- [ABOUT THIS EXERCISE]: Where the word "date" occurs in a line of the data, return the whole line.

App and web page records

· · · · · · ·

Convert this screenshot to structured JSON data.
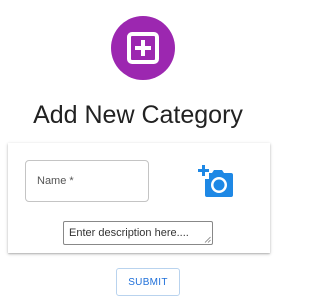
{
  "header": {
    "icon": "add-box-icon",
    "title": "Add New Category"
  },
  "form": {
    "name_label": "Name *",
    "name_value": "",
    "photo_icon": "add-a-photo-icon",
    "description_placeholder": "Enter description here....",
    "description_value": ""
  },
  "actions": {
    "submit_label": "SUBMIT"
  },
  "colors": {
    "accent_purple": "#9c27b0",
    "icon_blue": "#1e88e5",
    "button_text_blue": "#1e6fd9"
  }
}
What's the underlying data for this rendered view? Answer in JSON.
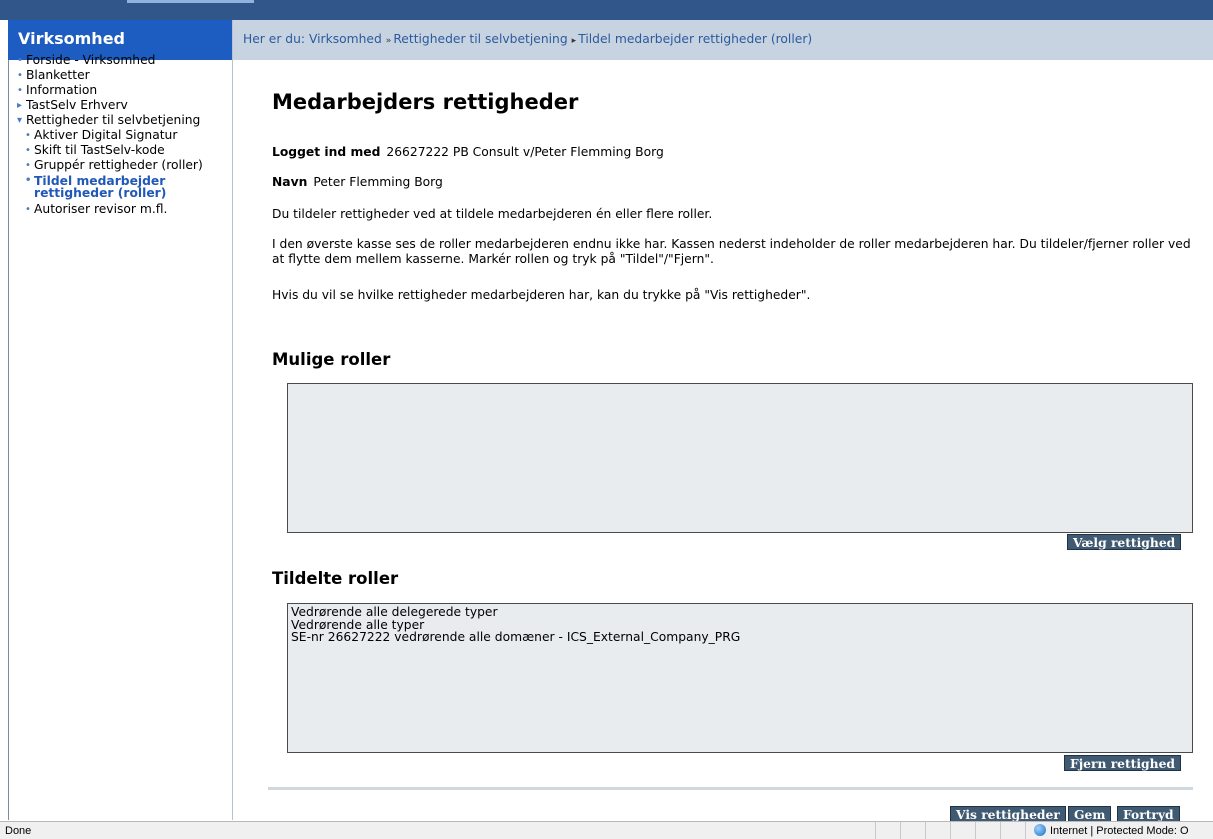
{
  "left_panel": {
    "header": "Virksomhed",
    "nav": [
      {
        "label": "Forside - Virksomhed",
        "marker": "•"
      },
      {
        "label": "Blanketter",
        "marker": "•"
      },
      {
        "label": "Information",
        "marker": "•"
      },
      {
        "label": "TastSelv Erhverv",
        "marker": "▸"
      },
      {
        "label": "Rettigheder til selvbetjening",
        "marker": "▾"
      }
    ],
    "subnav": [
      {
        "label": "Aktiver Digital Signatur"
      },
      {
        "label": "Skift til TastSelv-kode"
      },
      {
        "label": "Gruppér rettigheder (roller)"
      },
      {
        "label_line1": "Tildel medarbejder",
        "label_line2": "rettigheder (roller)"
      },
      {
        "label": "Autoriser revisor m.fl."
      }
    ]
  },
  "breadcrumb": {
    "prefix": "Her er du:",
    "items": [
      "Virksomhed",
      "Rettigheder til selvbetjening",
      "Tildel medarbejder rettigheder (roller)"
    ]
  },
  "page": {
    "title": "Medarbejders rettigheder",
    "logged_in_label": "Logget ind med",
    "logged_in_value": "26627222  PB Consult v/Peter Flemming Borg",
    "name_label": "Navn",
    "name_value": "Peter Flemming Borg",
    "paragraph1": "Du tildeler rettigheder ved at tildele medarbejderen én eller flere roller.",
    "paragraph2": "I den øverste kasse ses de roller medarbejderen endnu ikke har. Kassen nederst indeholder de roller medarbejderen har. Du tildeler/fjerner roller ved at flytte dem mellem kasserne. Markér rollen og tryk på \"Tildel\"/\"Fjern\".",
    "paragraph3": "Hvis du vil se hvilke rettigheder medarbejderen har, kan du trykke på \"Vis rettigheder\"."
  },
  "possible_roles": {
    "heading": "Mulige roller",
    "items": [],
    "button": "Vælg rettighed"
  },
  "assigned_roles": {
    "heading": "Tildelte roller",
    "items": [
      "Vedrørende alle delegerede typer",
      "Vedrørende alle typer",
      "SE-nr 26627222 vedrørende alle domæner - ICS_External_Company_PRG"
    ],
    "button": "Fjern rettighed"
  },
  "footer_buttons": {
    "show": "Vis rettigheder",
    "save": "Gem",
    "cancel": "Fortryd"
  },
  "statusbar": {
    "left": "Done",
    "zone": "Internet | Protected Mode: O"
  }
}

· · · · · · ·

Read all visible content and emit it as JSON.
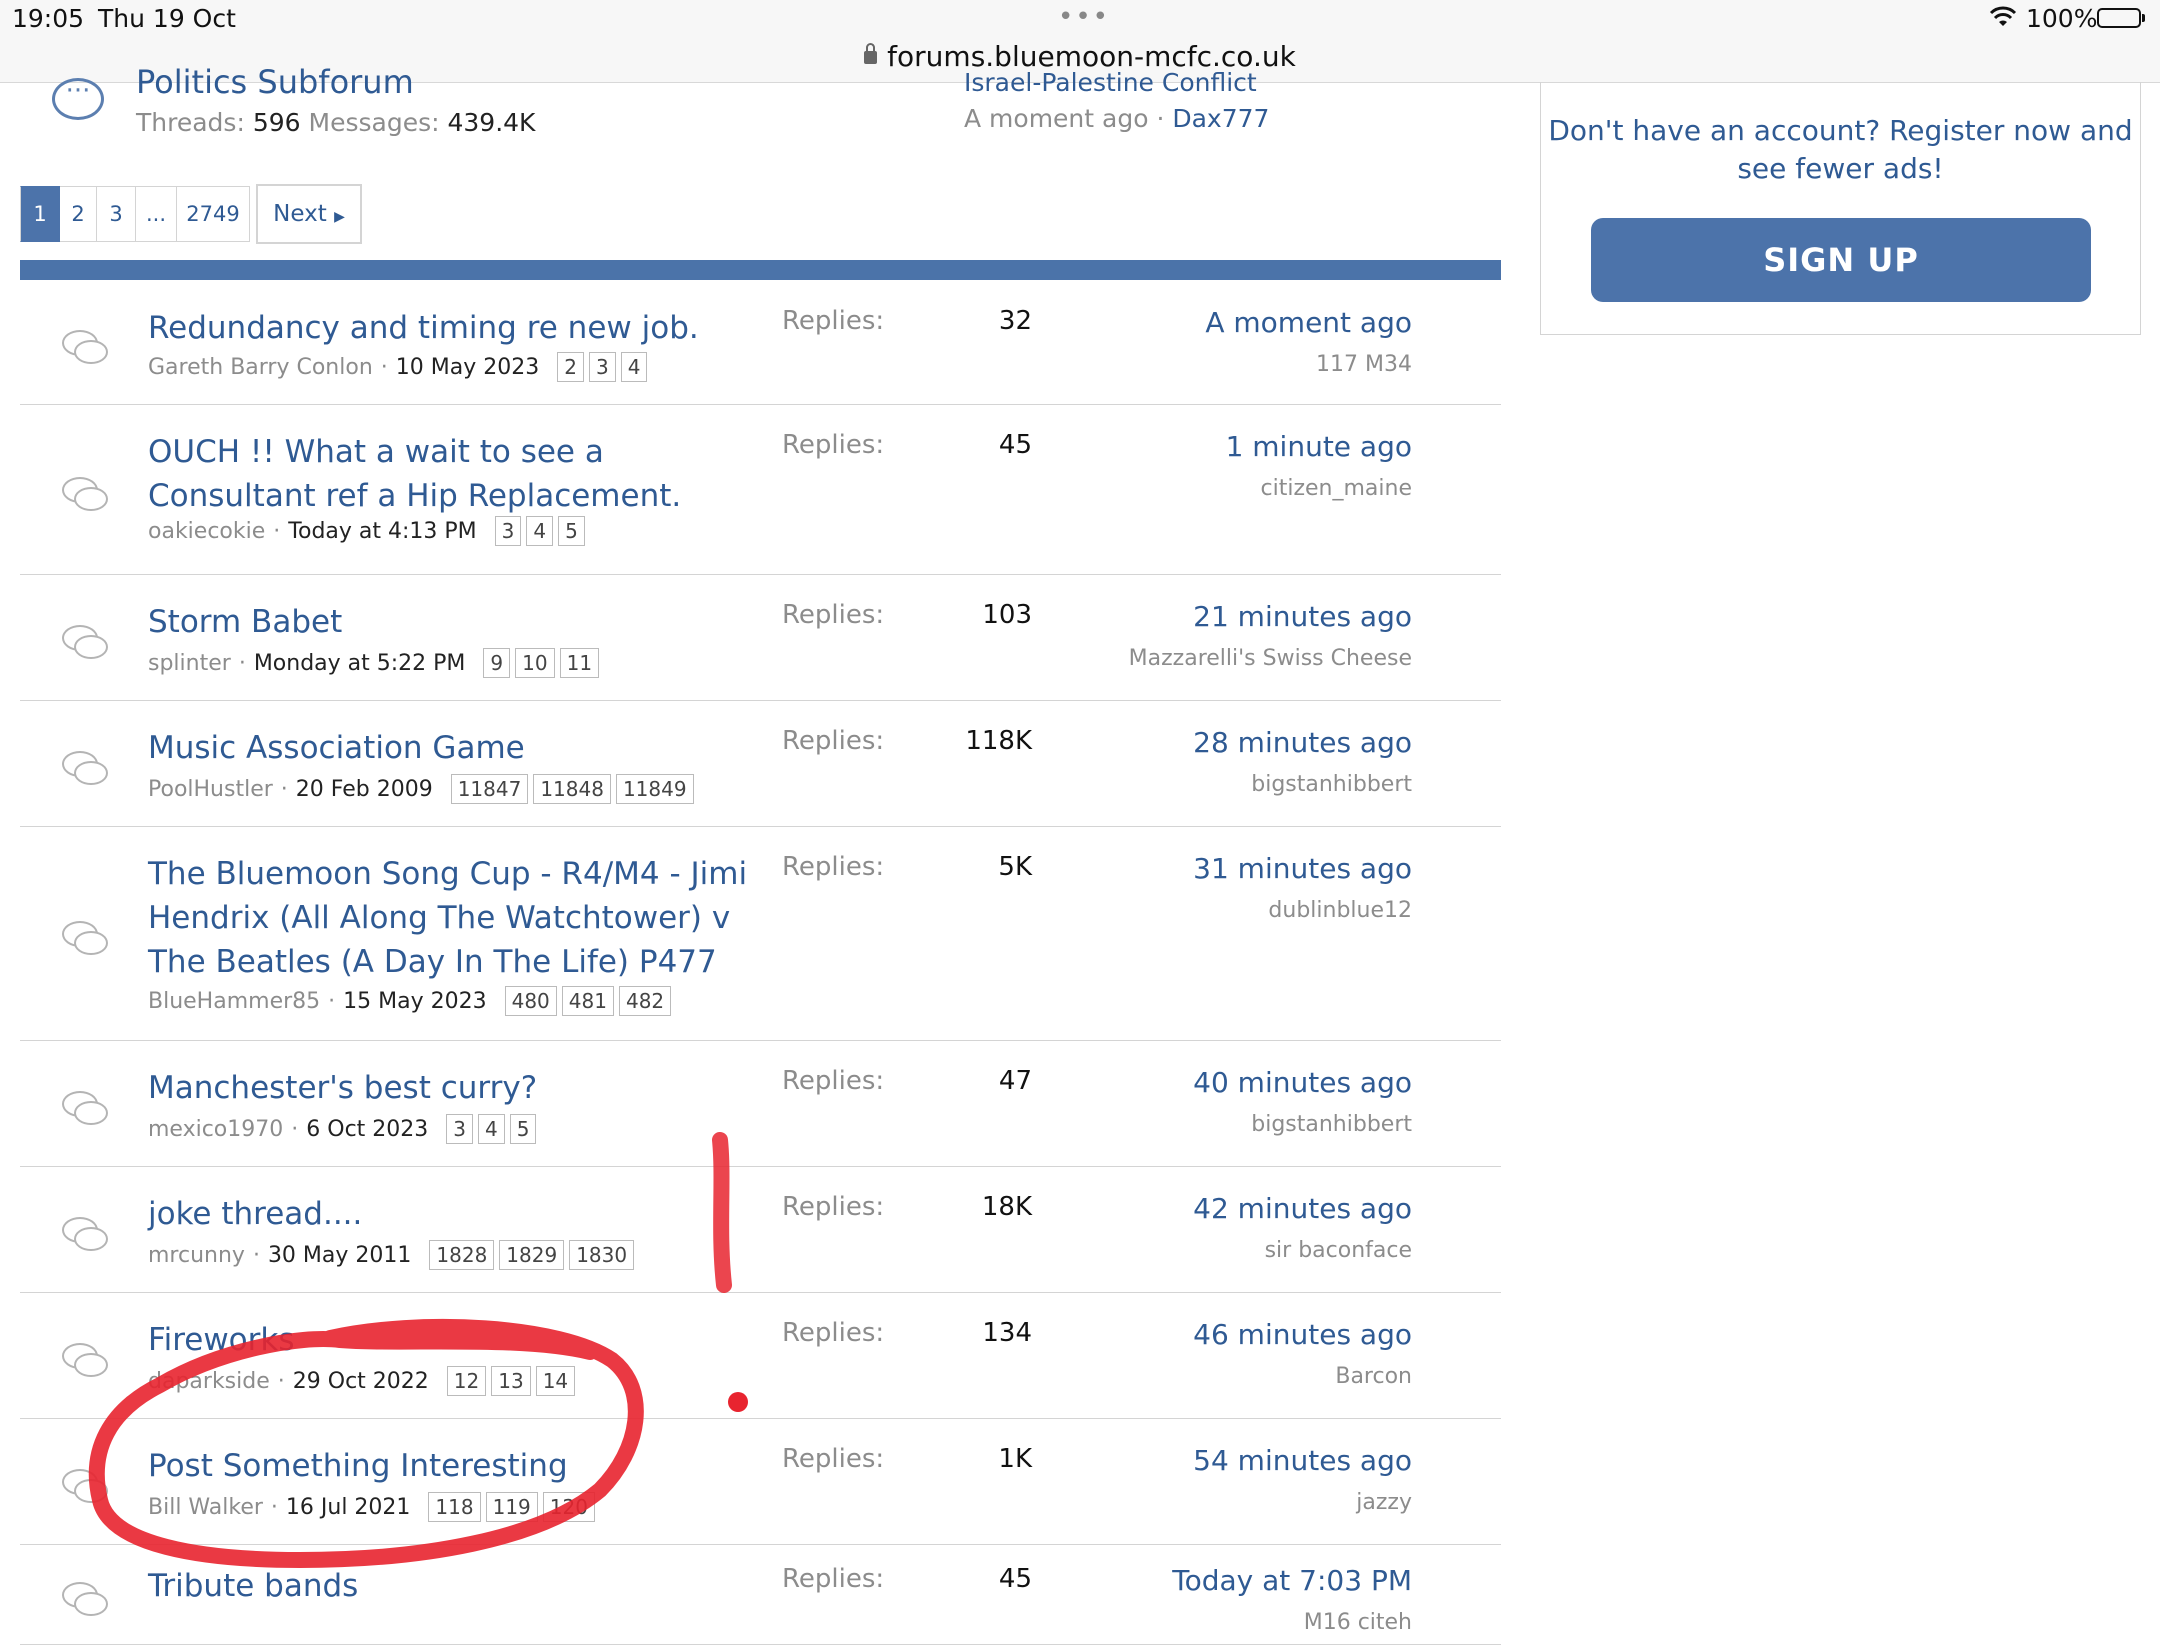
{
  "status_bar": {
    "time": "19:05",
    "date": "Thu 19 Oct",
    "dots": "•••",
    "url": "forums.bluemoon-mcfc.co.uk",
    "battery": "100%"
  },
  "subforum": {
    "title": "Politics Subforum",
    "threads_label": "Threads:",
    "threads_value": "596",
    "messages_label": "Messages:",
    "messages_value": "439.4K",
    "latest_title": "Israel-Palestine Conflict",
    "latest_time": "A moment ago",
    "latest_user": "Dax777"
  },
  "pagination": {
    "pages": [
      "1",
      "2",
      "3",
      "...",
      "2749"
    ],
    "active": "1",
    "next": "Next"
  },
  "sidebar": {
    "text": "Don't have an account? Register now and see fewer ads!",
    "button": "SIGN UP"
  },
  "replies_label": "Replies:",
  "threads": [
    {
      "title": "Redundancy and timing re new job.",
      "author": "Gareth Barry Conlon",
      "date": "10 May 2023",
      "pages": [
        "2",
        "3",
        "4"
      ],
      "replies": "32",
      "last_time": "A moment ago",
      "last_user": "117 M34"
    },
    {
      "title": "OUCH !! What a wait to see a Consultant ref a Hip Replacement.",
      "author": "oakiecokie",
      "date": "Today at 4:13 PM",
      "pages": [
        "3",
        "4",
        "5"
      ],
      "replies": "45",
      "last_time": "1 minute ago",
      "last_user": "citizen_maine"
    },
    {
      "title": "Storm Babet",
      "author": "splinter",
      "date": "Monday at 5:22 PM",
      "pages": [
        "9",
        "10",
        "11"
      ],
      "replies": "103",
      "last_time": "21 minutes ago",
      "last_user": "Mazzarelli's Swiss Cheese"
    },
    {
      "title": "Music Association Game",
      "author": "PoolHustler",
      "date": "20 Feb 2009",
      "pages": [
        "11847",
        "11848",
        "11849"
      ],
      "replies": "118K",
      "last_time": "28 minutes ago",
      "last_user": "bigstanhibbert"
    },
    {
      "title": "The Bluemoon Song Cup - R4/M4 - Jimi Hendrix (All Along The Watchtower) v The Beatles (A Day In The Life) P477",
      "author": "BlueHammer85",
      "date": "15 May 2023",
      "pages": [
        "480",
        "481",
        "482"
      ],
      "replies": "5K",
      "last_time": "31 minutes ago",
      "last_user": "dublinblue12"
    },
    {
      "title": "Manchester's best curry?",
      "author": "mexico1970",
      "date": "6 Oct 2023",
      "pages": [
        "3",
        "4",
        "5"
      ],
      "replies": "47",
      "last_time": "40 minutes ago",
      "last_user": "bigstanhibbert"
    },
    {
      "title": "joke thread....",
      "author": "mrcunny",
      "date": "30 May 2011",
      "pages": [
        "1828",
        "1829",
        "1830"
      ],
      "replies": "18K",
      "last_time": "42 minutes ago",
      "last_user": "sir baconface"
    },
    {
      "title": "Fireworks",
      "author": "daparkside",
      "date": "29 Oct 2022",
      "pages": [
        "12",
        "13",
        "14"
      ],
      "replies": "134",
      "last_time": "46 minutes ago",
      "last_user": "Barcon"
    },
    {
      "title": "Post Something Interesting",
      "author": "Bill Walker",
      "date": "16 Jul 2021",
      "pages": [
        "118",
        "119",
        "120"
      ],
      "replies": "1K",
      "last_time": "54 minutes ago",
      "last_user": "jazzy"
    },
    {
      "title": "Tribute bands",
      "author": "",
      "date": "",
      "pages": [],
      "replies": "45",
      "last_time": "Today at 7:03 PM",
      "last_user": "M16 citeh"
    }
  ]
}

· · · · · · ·

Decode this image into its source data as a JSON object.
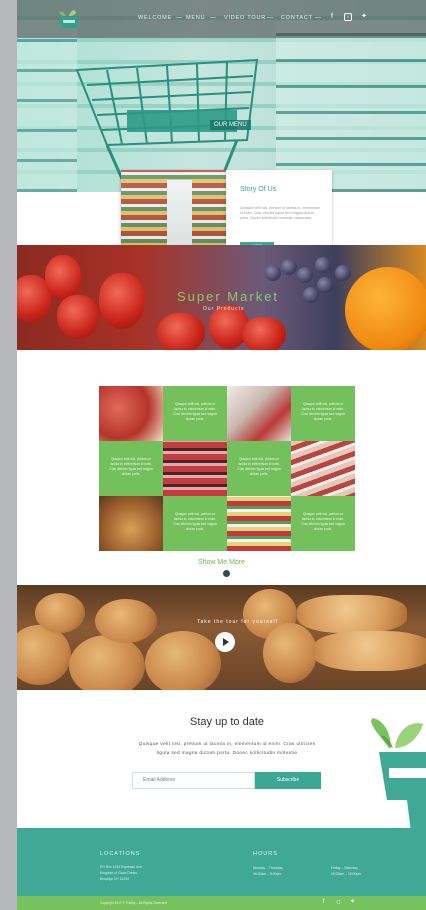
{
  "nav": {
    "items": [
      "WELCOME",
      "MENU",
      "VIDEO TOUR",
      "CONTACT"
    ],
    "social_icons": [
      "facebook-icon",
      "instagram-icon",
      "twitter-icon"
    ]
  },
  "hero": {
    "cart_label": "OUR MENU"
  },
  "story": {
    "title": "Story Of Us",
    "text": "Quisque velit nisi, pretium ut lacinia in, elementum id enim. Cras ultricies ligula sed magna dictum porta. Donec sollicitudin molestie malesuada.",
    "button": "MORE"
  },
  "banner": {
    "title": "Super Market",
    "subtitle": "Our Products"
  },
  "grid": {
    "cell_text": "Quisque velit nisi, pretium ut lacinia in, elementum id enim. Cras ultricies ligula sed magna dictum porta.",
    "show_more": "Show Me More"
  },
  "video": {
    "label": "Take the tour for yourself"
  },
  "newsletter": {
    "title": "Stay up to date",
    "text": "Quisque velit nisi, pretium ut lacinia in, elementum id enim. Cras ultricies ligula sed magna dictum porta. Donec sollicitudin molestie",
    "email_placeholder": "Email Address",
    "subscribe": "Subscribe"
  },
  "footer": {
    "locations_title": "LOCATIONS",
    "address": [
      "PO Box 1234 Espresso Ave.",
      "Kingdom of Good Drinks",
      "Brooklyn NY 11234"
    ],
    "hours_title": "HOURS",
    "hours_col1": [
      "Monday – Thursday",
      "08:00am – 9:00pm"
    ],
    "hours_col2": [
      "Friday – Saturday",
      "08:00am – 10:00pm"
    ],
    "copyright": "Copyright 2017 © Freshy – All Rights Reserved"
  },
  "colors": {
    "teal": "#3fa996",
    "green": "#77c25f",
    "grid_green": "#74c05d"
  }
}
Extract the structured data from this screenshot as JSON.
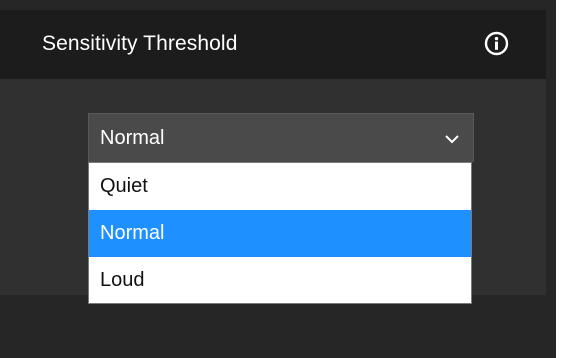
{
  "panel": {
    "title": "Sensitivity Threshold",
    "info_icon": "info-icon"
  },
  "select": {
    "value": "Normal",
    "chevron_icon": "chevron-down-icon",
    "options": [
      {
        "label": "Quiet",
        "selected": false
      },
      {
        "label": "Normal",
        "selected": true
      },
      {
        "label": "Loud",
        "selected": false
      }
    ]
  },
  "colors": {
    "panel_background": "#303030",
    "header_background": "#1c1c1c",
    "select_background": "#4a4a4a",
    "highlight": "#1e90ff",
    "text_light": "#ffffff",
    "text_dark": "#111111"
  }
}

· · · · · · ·

- [ANSWER TO THIS PROBLEM]:
    "date": "Thu 19 Oct",
      "date": "10 May 2023",
      "date": "Today at 4:13 PM",
      "date": "Monday at 5:22 PM",
      "date": "20 Feb 2009",
      "date": "15 May 2023",
      "date": "6 Oct 2023",
      "date": "30 May 2011",
      "date": "29 Oct 2022",
      "date": "16 Jul 2021",
      "date": "",
    "title": "Stay up to date",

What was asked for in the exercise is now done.